Science and Experiments
In a few minutes she stopped moving, stopped muttering, and her hands uncurled slowly like white blossoms on the cement. Robert Neville crouched down and felt for her heartbeat. There was none. Already her flesh was growing cold.
After Robert learns that sunlight destroys the vampires, he quickly searches for another comatose vampire to confirm his theory. When he finds a woman, he drags her through the stairs and into the sun.
Through experiments on the dead vampires he had discovered that the bacilli effected the creation of a powerful body glue that sealed bullet openings as soon as they were made.
When Ruth asks Robert questions about the things he discovered about vampires and why bullets don’t kill them, he lies that he does not know. However, the truth is revealed to the reader. Robert believes the bacteria attempts to protect its host body by producing a glue that rapidly seals its wounds.
He also learned to be systematic while experimenting with the mounts. He found that continually searching for things allowed that much more time for dust to accumulate on his slides.
This quote talks about the little discoveries made by Robert as he tries to learn how to properly use his new microscope and mount sample slides on it.
For seven months now he’d strung them together into aromatic necklaces and hung them outside his house without the remotest idea of why they chased the vampires away. It was time he learned why.
This quote talks about Robert’s attempts to discover if there is an active ingredient in onions, cloves, chives, and shallots, which can have the same repulsive effects on vampires as garlic does since they are closely related.
Why does Virginia return to Robert?
Dropping his daughter, Kathy, in the fire pit destabilizes Robert Neville so much that he decides not to burn his wife. When she dies, he sneakily buries her. Days later, however, she returns to his bewilderment. Somehow, her recollection of his house is still active, and she returns for his blood.
What quote proves the conscious vampires are as violent as the unconscious ones?
“There were about seven vampires visible, six men and a woman. The men surrounded the seven, held their flailing arms, and drove razor-tipped spikes deep into their bodies. Blood spouted out on the dark pavement and the vampires perished one by one.”
Is Robert Neville violent in ‘I Am Legend?’
Although human, Robert Neville is as violent as the vampires who are after his life. During the day, he goes hunting for his friend, Ben Cortman. He also kills unsuspecting vampires. He violently abducts female vampires for his experiments and one day beats a vampire when she does not comply with his demands.
What does Robert realize at the end of ‘I Am Legend?‘
In the letter Ruth leaves for Robert Neville, she tells him he is a threat because he has killed several conscious vampires, including her husband.

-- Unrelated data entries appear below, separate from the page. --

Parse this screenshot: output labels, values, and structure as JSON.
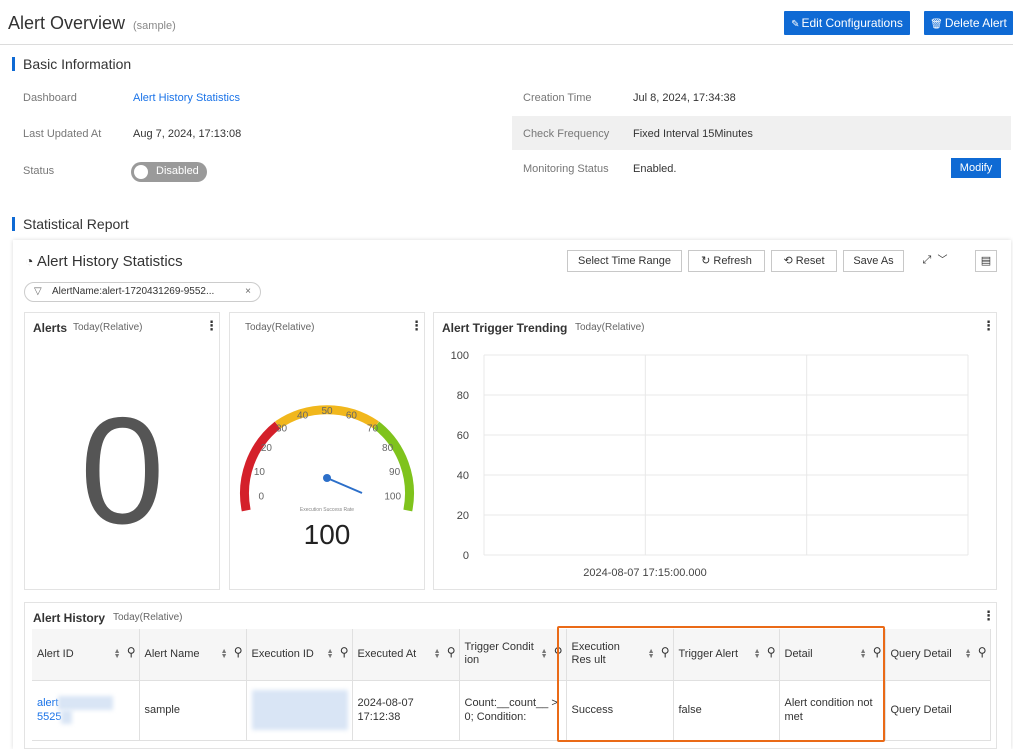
{
  "header": {
    "title": "Alert Overview",
    "subtitle": "(sample)",
    "edit_label": "Edit Configurations",
    "delete_label": "Delete Alert"
  },
  "basic": {
    "section_title": "Basic Information",
    "dashboard_label": "Dashboard",
    "dashboard_value": "Alert History Statistics",
    "last_updated_label": "Last Updated At",
    "last_updated_value": "Aug 7, 2024, 17:13:08",
    "status_label": "Status",
    "status_value": "Disabled",
    "creation_label": "Creation Time",
    "creation_value": "Jul 8, 2024, 17:34:38",
    "frequency_label": "Check Frequency",
    "frequency_value": "Fixed Interval 15Minutes",
    "monitoring_label": "Monitoring Status",
    "monitoring_value": "Enabled.",
    "modify_label": "Modify"
  },
  "report": {
    "section_title": "Statistical Report",
    "dashboard_title": "Alert History Statistics",
    "toolbar": {
      "time_range": "Select Time Range",
      "refresh": "Refresh",
      "reset": "Reset",
      "save_as": "Save As"
    },
    "filter": "AlertName:alert-1720431269-9552..."
  },
  "panels": {
    "alerts": {
      "title": "Alerts",
      "sub": "Today(Relative)",
      "value": "0"
    },
    "gauge": {
      "sub": "Today(Relative)",
      "caption": "Execution Success Rate",
      "value": "100",
      "ticks": [
        "0",
        "10",
        "20",
        "30",
        "40",
        "50",
        "60",
        "70",
        "80",
        "90",
        "100"
      ]
    },
    "trend": {
      "title": "Alert Trigger Trending",
      "sub": "Today(Relative)"
    },
    "history": {
      "title": "Alert History",
      "sub": "Today(Relative)"
    }
  },
  "chart_data": {
    "type": "line",
    "title": "Alert Trigger Trending",
    "x": [
      "2024-08-07 17:15:00.000"
    ],
    "series": [],
    "ylim": [
      0,
      100
    ],
    "yticks": [
      "0",
      "20",
      "40",
      "60",
      "80",
      "100"
    ],
    "xticks": [
      "2024-08-07 17:15:00.000"
    ],
    "grid": true
  },
  "table": {
    "columns": [
      "Alert ID",
      "Alert Name",
      "Execution ID",
      "Executed At",
      "Trigger Condit ion",
      "Execution Res ult",
      "Trigger Alert",
      "Detail",
      "Query Detail"
    ],
    "rows": [
      {
        "alert_id_a": "alert",
        "alert_id_b": "5525",
        "alert_name": "sample",
        "executed_date": "2024-08-07",
        "executed_time": "17:12:38",
        "trigger_a": "Count:__count__ >",
        "trigger_b": "0; Condition:",
        "result": "Success",
        "trigger_alert": "false",
        "detail_a": "Alert condition not",
        "detail_b": "met",
        "query": "Query Detail"
      }
    ]
  }
}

While waiting for his execution, Robert is given poison pills by Ruth. Before he consumes them, he realizes he is a legend to the conscious vampires. He is anathema and black terror to be destroyed because he has caused havoc in their society.